"We continue to be encouraged by positive signs from the housing sector, lower jobless claims, higher consumer sentiment and higher consumer spending," Kurt McNeil, GM's vice president of U.S. sales, said on an Oct. 2 conference call. "The stiffest headwinds are uncertainty, some of which is related to the sovereign debt crisis in Europe and concerns about the pace of growth here at home."
Retail sales excluding autos increased 1.1 percent, the most since January, today's report showed. They were projected to rise 0.7 percent, according to the Bloomberg survey median.
Filling-station sales advanced 2.5 percent.
The retail sales data, which aren't adjusted for prices, may have reflected an increase in gasoline prices. A gallon of regular fuel at the pump cost an average $3.83 in September, up 13 cents from August and the highest level since April, according to AAA, the biggest U.S. auto group.

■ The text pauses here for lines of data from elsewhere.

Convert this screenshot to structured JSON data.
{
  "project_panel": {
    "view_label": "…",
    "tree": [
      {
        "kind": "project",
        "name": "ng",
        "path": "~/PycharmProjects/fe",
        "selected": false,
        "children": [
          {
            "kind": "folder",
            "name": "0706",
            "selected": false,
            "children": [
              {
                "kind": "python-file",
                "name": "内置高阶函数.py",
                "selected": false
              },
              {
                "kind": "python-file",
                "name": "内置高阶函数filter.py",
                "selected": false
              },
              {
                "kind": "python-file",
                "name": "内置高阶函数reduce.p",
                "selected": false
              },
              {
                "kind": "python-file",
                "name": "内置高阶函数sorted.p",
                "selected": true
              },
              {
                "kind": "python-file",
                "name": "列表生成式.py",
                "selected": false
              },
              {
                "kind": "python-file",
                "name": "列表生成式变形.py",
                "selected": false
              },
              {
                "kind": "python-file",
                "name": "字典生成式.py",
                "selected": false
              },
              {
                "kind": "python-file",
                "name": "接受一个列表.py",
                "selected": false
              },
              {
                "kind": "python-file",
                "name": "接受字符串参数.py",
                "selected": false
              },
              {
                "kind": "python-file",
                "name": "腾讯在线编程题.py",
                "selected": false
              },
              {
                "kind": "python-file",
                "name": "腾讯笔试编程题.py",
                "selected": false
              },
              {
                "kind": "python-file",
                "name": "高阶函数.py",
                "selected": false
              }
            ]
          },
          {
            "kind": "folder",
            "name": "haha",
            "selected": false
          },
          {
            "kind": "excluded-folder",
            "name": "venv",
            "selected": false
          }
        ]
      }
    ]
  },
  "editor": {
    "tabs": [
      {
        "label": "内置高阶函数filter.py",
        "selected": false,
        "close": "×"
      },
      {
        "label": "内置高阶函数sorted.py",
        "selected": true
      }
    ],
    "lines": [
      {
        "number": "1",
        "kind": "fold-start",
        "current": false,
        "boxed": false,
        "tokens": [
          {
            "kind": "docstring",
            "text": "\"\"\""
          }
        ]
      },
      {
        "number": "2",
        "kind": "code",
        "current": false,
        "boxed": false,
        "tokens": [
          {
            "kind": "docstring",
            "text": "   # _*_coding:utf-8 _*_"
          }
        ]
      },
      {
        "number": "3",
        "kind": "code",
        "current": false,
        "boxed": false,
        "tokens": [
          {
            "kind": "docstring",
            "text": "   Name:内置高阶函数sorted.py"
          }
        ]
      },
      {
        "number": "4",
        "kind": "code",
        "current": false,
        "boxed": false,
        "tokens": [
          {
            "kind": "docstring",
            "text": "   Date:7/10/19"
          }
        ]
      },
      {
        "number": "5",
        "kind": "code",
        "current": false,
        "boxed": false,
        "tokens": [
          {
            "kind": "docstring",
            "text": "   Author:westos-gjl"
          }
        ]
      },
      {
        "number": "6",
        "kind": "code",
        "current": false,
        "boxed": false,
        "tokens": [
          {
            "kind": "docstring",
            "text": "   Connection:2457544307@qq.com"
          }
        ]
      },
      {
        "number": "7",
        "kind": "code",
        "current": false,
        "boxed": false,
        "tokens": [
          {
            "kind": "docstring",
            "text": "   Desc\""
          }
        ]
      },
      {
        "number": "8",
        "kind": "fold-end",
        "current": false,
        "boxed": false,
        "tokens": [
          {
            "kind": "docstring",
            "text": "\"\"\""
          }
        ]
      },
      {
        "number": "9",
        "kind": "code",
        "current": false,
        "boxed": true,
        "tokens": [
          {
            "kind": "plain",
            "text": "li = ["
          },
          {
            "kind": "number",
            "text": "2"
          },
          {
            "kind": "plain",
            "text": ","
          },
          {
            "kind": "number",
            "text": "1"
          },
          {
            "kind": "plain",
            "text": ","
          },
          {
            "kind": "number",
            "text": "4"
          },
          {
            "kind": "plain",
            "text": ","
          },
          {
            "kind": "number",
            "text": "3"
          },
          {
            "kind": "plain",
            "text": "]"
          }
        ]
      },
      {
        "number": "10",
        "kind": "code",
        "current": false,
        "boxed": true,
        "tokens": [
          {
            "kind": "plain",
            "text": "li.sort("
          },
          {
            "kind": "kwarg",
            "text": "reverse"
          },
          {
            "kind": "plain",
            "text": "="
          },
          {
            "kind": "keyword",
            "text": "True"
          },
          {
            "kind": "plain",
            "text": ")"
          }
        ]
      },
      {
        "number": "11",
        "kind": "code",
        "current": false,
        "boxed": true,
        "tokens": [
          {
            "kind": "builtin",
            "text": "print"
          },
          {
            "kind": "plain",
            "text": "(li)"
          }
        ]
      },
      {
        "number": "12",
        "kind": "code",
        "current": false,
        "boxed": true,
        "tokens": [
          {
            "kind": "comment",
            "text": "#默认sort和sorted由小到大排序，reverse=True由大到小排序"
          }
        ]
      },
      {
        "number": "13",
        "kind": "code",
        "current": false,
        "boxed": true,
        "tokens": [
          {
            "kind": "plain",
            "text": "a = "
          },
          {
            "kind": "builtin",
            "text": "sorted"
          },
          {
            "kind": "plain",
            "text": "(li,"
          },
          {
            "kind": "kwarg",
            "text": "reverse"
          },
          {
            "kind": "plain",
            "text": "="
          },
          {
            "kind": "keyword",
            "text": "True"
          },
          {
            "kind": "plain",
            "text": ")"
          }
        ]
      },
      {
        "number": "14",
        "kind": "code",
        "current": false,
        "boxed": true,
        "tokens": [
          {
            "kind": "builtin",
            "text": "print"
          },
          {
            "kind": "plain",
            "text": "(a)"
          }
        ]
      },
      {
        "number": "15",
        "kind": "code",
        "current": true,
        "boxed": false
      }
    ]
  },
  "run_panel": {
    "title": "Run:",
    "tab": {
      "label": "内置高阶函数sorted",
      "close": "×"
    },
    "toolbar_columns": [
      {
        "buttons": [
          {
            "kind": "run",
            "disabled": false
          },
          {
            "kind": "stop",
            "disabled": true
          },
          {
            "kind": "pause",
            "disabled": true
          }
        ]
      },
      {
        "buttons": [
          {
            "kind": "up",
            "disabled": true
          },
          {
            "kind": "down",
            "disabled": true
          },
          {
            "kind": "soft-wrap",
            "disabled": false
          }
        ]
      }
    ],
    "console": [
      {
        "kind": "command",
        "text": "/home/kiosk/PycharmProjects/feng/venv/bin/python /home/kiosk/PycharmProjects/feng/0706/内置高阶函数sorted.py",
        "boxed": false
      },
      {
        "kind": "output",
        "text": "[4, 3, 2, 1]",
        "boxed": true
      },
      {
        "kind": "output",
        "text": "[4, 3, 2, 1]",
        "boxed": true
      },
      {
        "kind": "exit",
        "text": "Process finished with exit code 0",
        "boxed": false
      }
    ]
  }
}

Electronics dealers showed a 4.5 percent jump in sales, the biggest gain since October 2011. The introduction of the Apple Inc. iPhone 5 at the end of the month probably help spur demand. Similarly, non-store retailers, which include online merchants, may have also benefited, leading to a 1.8 percent gain in receipts.
Spending increased 0.6 percent at clothing stores and 0.3 percent at general merchandise stores.
Retailers benefited from demand for back-to-school items, with September same-store sales topping analysts' estimates at discount and specialty-apparel chains. Target, the second- biggest U.S. discounter, had a 2.1 percent gain from a year earlier, and TJX, the owner of T.J. Maxx and Marshalls, reported a 6 percent increase.
Excluding autos, gasoline and building materials, which are the figures used to calculate gross domestic product, sales climbed 0.9 percent, the best performance since July, after a 0.1 percent gain the previous month.
A stronger labor market would help boost the outlook for retail sales. Payrolls rose 114,000 in September after a 142,000 increase the prior month, according to Labor Department figures. The unemployment rate dropped to a three-year low of 7.8 percent from 8.1 percent.
Household purchases may have grown at a 1.9 percent annual rate in the third quarter after a 1.5 percent gain in the prior three months, according to the median forecast in a separate Bloomberg survey of economists taken from Oct. 5 to Oct. 10. Spending will rise 2.1 percent this quarter, the survey showed.